● **Task description**
Everything in the data below should be restated word for word.

──────── Entries provided

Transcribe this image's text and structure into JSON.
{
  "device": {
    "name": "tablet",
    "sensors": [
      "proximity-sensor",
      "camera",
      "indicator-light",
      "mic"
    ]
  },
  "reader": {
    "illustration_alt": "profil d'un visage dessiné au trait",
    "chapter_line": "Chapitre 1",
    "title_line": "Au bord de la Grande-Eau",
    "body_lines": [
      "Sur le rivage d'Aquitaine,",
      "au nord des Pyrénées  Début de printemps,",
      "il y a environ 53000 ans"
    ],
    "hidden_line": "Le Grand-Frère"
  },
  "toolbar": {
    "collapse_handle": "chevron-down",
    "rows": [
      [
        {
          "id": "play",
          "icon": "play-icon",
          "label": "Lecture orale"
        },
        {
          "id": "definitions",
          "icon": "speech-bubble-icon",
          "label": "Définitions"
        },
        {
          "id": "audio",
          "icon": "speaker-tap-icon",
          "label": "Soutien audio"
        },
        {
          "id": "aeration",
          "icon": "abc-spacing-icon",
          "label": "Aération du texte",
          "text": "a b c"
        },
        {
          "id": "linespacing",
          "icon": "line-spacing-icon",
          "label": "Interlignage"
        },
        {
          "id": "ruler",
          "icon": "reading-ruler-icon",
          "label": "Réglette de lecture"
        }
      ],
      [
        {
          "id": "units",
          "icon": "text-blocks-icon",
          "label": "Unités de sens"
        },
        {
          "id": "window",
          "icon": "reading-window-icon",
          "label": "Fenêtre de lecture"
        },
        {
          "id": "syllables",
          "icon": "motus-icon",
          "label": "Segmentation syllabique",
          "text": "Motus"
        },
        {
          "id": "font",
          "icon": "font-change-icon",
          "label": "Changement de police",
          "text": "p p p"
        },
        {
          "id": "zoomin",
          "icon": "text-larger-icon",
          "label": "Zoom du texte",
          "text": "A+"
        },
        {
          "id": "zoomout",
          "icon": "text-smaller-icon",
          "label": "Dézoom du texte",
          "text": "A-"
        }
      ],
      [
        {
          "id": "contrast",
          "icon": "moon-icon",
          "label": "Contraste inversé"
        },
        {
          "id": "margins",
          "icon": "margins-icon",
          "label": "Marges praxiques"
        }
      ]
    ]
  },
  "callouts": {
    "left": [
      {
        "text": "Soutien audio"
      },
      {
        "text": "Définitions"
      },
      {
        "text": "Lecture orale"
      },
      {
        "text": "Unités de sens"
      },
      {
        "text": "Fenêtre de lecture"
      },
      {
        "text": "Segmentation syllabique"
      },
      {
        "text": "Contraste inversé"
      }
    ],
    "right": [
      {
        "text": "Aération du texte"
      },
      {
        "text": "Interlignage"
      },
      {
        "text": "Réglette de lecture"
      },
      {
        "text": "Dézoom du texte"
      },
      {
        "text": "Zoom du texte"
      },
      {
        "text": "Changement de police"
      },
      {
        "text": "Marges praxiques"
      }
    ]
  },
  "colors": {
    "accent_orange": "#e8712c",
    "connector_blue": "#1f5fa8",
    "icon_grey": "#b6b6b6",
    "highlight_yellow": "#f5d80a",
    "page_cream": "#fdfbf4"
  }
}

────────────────

● **Result of the task**
Transcribe this image's text and structure into JSON.
{
  "device": {
    "name": "tablet",
    "sensors": [
      "proximity-sensor",
      "camera",
      "indicator-light",
      "mic"
    ]
  },
  "reader": {
    "illustration_alt": "profil d'un visage dessiné au trait",
    "chapter_line": "Chapitre 1",
    "title_line": "Au bord de la Grande-Eau",
    "body_lines": [
      "Sur le rivage d'Aquitaine,",
      "au nord des Pyrénées  Début de printemps,",
      "il y a environ 53000 ans"
    ],
    "hidden_line": "Le Grand-Frère"
  },
  "toolbar": {
    "collapse_handle": "chevron-down",
    "rows": [
      [
        {
          "id": "play",
          "icon": "play-icon",
          "label": "Lecture orale"
        },
        {
          "id": "definitions",
          "icon": "speech-bubble-icon",
          "label": "Définitions"
        },
        {
          "id": "audio",
          "icon": "speaker-tap-icon",
          "label": "Soutien audio"
        },
        {
          "id": "aeration",
          "icon": "abc-spacing-icon",
          "label": "Aération du texte",
          "text": "a b c"
        },
        {
          "id": "linespacing",
          "icon": "line-spacing-icon",
          "label": "Interlignage"
        },
        {
          "id": "ruler",
          "icon": "reading-ruler-icon",
          "label": "Réglette de lecture"
        }
      ],
      [
        {
          "id": "units",
          "icon": "text-blocks-icon",
          "label": "Unités de sens"
        },
        {
          "id": "window",
          "icon": "reading-window-icon",
          "label": "Fenêtre de lecture"
        },
        {
          "id": "syllables",
          "icon": "motus-icon",
          "label": "Segmentation syllabique",
          "text": "Motus"
        },
        {
          "id": "font",
          "icon": "font-change-icon",
          "label": "Changement de police",
          "text": "p p p"
        },
        {
          "id": "zoomin",
          "icon": "text-larger-icon",
          "label": "Zoom du texte",
          "text": "A+"
        },
        {
          "id": "zoomout",
          "icon": "text-smaller-icon",
          "label": "Dézoom du texte",
          "text": "A-"
        }
      ],
      [
        {
          "id": "contrast",
          "icon": "moon-icon",
          "label": "Contraste inversé"
        },
        {
          "id": "margins",
          "icon": "margins-icon",
          "label": "Marges praxiques"
        }
      ]
    ]
  },
  "callouts": {
    "left": [
      {
        "text": "Soutien audio"
      },
      {
        "text": "Définitions"
      },
      {
        "text": "Lecture orale"
      },
      {
        "text": "Unités de sens"
      },
      {
        "text": "Fenêtre de lecture"
      },
      {
        "text": "Segmentation syllabique"
      },
      {
        "text": "Contraste inversé"
      }
    ],
    "right": [
      {
        "text": "Aération du texte"
      },
      {
        "text": "Interlignage"
      },
      {
        "text": "Réglette de lecture"
      },
      {
        "text": "Dézoom du texte"
      },
      {
        "text": "Zoom du texte"
      },
      {
        "text": "Changement de police"
      },
      {
        "text": "Marges praxiques"
      }
    ]
  },
  "colors": {
    "accent_orange": "#e8712c",
    "connector_blue": "#1f5fa8",
    "icon_grey": "#b6b6b6",
    "highlight_yellow": "#f5d80a",
    "page_cream": "#fdfbf4"
  }
}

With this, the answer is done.